───── Provided information ─────

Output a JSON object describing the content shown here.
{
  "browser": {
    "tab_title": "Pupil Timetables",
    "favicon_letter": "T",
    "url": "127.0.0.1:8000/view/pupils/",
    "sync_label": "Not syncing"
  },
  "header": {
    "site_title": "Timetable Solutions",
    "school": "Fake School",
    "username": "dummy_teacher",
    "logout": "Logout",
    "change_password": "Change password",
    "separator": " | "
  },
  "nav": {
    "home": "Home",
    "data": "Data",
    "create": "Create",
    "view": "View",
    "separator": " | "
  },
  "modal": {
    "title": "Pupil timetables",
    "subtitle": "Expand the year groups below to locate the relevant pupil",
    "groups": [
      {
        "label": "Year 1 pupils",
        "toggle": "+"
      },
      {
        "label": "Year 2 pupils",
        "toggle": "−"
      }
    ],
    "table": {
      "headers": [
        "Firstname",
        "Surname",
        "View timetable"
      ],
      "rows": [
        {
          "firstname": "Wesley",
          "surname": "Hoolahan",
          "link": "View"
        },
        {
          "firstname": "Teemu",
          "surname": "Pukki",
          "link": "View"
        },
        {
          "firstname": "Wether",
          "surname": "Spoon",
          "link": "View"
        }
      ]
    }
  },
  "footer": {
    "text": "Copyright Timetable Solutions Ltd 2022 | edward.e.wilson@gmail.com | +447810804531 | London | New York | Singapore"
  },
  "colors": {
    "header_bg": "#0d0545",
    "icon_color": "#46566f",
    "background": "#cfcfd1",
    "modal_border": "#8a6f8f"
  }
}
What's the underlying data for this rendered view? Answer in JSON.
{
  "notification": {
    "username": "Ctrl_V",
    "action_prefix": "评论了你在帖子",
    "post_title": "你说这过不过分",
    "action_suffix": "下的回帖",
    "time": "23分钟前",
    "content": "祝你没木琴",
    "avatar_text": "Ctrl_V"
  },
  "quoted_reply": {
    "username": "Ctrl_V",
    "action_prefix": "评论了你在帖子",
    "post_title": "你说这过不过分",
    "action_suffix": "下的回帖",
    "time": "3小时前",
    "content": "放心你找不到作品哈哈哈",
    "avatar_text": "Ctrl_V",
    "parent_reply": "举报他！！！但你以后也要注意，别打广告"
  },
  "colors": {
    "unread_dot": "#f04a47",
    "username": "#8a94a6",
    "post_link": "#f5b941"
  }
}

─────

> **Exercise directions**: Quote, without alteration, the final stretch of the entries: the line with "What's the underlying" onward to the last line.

> **Written response**:
What's the underlying data for this rendered view? Answer in JSON.
{
  "notification": {
    "username": "Ctrl_V",
    "action_prefix": "评论了你在帖子",
    "post_title": "你说这过不过分",
    "action_suffix": "下的回帖",
    "time": "23分钟前",
    "content": "祝你没木琴",
    "avatar_text": "Ctrl_V"
  },
  "quoted_reply": {
    "username": "Ctrl_V",
    "action_prefix": "评论了你在帖子",
    "post_title": "你说这过不过分",
    "action_suffix": "下的回帖",
    "time": "3小时前",
    "content": "放心你找不到作品哈哈哈",
    "avatar_text": "Ctrl_V",
    "parent_reply": "举报他！！！但你以后也要注意，别打广告"
  },
  "colors": {
    "unread_dot": "#f04a47",
    "username": "#8a94a6",
    "post_link": "#f5b941"
  }
}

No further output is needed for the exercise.